INS Reports FY 1997 Immigration Totals

January 22, 1999

INS Announces Legal Immigration Figures for Fiscal Year 1997

WASHINGTON - The U.S. Immigration and Naturalization Service (INS) today announced that 798,378 persons legally immigrated to the United States in Fiscal Year (FY) 1997. The major categories of immigrants were: family preferences (213,331), employment preferences (90,607), immediate relatives of U.S. citizens (322,440), and refugees/asylees (112,158).

The FY 1997 total of 798,378 is a 13 percent decrease from FY 1996's total of 915,900. However, this decrease is

The agency's application workload nearly doubled between 1994 and 1995 when Section 245(i) of the Immigration and Nationality Act was implemented. This provision allowed illegal residents who were eligible for immigrant status to pay a penalty fee and apply with INS for adjustment of status in the United States, instead of acquiring a visa abroad from the Department of State. Application receipts continued to increase through FY 1997, and pending adjustment of status applications increased from 121,000 in FY 1994 to 699,000 by the end of FY 1997.

Also contributing to the decrease in admissions in FY 1997 are the carryover provisions of immigration law, which reduced the annual limit of immigration to the United States based on family relationships (family preference categories) by 27 percent from 311,819 in FY 1996 to 226,000 in FY 1997.

Release of the FY 1997 data was delayed as INS transitioned to an improved automated immigrant application processing system.
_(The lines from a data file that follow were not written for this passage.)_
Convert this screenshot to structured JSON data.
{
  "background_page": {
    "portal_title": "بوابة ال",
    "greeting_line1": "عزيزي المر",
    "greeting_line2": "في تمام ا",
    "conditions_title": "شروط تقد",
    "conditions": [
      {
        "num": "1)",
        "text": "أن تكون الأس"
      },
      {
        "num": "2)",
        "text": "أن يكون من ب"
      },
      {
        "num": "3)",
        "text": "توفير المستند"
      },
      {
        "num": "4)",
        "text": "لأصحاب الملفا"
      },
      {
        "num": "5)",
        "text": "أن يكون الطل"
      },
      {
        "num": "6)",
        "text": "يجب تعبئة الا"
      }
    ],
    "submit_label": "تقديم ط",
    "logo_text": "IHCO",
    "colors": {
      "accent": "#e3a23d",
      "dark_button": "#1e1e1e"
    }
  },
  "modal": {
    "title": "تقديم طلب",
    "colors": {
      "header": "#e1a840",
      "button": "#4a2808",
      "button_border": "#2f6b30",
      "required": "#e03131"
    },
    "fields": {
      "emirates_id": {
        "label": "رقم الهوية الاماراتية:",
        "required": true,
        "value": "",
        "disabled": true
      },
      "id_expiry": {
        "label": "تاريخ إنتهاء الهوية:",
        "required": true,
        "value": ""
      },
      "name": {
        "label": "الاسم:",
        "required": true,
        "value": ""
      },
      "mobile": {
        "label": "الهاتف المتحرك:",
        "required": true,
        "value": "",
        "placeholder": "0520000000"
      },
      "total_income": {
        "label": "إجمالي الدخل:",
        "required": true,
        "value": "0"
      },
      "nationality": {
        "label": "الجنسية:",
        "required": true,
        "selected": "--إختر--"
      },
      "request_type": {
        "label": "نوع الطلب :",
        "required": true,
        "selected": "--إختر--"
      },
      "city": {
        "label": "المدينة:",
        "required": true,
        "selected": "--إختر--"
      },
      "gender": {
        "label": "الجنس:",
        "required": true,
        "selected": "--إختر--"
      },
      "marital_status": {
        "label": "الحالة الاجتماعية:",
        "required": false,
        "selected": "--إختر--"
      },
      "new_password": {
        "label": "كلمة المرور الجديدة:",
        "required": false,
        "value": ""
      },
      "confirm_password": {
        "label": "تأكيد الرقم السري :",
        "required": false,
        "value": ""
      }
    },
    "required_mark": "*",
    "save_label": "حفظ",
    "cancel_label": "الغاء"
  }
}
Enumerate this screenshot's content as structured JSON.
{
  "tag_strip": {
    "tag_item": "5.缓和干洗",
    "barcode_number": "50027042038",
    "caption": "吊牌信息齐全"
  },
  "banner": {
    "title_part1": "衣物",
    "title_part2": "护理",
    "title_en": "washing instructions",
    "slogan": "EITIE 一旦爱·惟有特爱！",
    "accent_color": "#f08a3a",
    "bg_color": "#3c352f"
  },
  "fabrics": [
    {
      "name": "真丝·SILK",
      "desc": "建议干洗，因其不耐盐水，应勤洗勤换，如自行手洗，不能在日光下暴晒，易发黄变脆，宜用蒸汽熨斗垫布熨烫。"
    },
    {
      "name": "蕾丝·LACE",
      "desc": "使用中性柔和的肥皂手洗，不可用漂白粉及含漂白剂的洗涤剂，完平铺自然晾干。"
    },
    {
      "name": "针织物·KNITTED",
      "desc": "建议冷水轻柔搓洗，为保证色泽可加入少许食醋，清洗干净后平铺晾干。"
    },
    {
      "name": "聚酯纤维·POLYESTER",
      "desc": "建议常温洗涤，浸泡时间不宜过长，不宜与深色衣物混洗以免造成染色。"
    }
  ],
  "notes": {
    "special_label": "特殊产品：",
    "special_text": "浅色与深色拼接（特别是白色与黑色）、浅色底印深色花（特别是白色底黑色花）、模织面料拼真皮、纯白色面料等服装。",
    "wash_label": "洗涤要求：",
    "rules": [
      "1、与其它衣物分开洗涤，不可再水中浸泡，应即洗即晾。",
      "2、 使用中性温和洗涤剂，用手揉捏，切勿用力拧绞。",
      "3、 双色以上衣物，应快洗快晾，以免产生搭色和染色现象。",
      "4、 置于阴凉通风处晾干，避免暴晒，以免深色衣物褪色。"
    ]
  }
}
FY 1997 data indicates that 380,718 new arrivals to the United States obtained immigrant visas abroad through the Department of State; and 417,660 who were already living in the United States became legal immigrants by applying for adjustment of status with INS.

There was little change in the demographic characteristics of legal immigrants between FY 1996 and FY 1997. However, immediate relatives of U.S. citizens increased both in number (from 302,090 to 322,440) and as a proportion of all immigrants (from 33 percent to 40 percent).

The largest single source country for U.S. immigrants in FY 1997 was Mexico, which accounted for 18 percent of all immigrants admitted for the fiscal year. As a result, North America was the largest geographic source with 39 percent, followed by 33 percent from Asia and 15 percent from Europe. The top states of intended residence for new immigrants in FY 1997 were California, New York, Florida, Texas, New Jersey and Illinois, as has been the case since 1971.

- INS -

Cite as AILA Doc. No. 99012240.